Data governance and compliance: Establish clear policies and procedures for data handling, outlining responsibilities, access controls and regulatory compliance. Regular audits ensure ongoing adherence to these guidelines, so make it part of the governance framework.
Contractual agreement and SLAs: When engaging with third-party vendors or cloud service providers, contractual agreements should explicitly address data sovereignty concerns. Service Level Agreements (SLAs) should detail how data will be collected, stored, processed and protected, aligning with the data sovereignty needs.
Data classification and categorization: Data needs to be handled according to its importance as all data are not created equally. Data should be classified and categorized based on sensitivity and regulatory need of the organization.
Data transfer and transborder data flow: Data transfers between geographical boundaries with different data protection laws necessitate careful consideration. Having mechanisms to assess and manage these transfers is crucial. Ensure that the design pertaining to data transfer and transborder data flow adheres to data sovereignty requirements, and is in line with the policy or regulations within the geographic boundary.
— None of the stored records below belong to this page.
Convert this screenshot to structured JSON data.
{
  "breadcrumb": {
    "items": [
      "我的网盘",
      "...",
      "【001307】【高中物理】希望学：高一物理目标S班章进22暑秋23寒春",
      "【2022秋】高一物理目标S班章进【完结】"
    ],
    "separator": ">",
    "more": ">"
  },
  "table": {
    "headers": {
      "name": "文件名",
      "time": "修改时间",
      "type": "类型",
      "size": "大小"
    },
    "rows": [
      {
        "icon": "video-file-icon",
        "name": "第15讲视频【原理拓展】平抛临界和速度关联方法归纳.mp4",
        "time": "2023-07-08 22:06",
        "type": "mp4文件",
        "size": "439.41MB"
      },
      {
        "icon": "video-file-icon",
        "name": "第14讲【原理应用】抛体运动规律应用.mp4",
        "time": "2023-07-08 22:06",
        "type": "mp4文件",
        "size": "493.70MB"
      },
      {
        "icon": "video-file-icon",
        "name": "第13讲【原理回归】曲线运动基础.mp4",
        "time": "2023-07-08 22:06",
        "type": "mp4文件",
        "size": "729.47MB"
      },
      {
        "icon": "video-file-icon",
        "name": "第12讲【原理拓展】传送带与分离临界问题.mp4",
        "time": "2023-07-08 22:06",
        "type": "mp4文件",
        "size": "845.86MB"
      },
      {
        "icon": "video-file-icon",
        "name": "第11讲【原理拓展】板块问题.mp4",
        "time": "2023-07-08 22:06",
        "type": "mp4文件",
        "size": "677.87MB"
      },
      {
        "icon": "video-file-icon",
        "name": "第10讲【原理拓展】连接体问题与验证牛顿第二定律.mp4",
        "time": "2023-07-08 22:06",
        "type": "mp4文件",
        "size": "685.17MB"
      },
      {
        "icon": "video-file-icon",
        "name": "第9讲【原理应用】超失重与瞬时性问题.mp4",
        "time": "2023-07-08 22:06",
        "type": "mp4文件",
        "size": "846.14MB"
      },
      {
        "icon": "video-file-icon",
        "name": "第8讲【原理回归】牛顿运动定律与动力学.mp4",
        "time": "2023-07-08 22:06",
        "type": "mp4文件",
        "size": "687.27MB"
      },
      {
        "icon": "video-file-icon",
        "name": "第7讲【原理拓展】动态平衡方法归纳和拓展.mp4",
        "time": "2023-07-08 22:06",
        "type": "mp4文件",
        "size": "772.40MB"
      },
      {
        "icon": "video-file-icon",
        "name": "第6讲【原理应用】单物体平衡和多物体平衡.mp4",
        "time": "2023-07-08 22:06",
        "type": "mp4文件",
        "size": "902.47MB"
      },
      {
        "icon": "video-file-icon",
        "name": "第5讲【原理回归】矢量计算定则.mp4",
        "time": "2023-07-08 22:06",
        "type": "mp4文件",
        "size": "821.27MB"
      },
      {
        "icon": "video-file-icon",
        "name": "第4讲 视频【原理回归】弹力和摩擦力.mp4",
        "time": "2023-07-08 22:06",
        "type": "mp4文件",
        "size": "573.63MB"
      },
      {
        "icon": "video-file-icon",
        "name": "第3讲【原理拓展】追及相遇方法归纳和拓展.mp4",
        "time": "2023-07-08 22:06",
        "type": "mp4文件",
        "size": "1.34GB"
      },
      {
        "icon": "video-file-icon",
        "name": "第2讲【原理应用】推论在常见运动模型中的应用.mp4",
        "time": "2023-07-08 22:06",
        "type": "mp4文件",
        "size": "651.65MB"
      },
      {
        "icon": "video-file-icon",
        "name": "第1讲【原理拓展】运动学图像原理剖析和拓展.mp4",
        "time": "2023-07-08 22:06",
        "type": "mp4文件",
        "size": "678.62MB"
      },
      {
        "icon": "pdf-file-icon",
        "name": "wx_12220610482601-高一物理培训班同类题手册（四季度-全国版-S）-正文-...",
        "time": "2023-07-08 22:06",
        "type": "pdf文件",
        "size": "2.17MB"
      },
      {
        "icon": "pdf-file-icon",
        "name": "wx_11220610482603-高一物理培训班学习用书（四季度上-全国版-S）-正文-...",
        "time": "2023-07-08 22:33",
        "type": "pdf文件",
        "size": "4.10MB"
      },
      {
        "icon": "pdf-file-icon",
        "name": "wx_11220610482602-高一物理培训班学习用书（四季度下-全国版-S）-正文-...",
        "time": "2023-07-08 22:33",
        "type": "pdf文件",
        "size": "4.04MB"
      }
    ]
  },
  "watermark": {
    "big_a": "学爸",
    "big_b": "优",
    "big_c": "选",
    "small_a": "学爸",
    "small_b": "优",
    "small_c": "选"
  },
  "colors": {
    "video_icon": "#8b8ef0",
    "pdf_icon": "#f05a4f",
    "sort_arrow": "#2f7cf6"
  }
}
Data residency and location control: Select the data centers and storage solutions in alignment with the legal requirements of the regions they operate in. This choice impacts regulatory compliance and mitigates potential risks.
Data backup and recovery: Data sovereignty also encompasses the ability to retain control during data backup and recovery processes. Implement solutions that ensure data remains within the requisite jurisdiction even during disaster recovery scenarios.
Access control and authentication: Implement stringent access controls, policies and multi-factor authentication to prevent unauthorized access and potential breaches.
Secure and scalable storage: Evaluate the cloud provider’s data center locations and security protocols at periodic intervals to ensure alignment with regulatory demands, thus meeting the data sovereignty requirements.
Encryption and key management: Strong encryption, along with proper key management practices, ensures that even if data is accessed by unauthorized entities, it remains indecipherable and unusable.
Data sovereignty procedures should be regularly monitored to identify areas for improvement. It is pertinent to stay up-to-date with evolving regulatory requirements, technological advancements and emerging threats. Data governance frameworks within the enterprise needs to tweaked accordingly and ensure that all stakeholders understand their updated roles and responsibilities. Continuous monitoring is one of the key enabler for successful implementation of strategy around data sovereignty.
As we continue to navigate the complex landscape of data privacy and security, it’s clear that data sovereignty is an increasingly critical consideration for businesses around the world. With the rise of cloud computing and global data flows, the traditional boundaries between nations and jurisdictions are no longer sufficient to protect sensitive digital resources like data within a given geographical boundary. By prioritizing data sovereignty, organizations can build trust with customers and stakeholders, enhance brand reputation and avoid costly legal and reputational consequences. Ultimately, data sovereignty is not just about compliance—it’s about doing the right thing for our customers, employees and communities.
In this era where data is the new currency, organizations must navigate the complex landscape of data sovereignty with diligence, adopting technologies, policies and practices that empower them to remain the custodians of their data destiny while adhering to geographical compliance or regulatory requirements. It’s a journey that organizations should embark upon with conviction, ensuring that they not only protect data but also preserve the principles that underpin our digital society.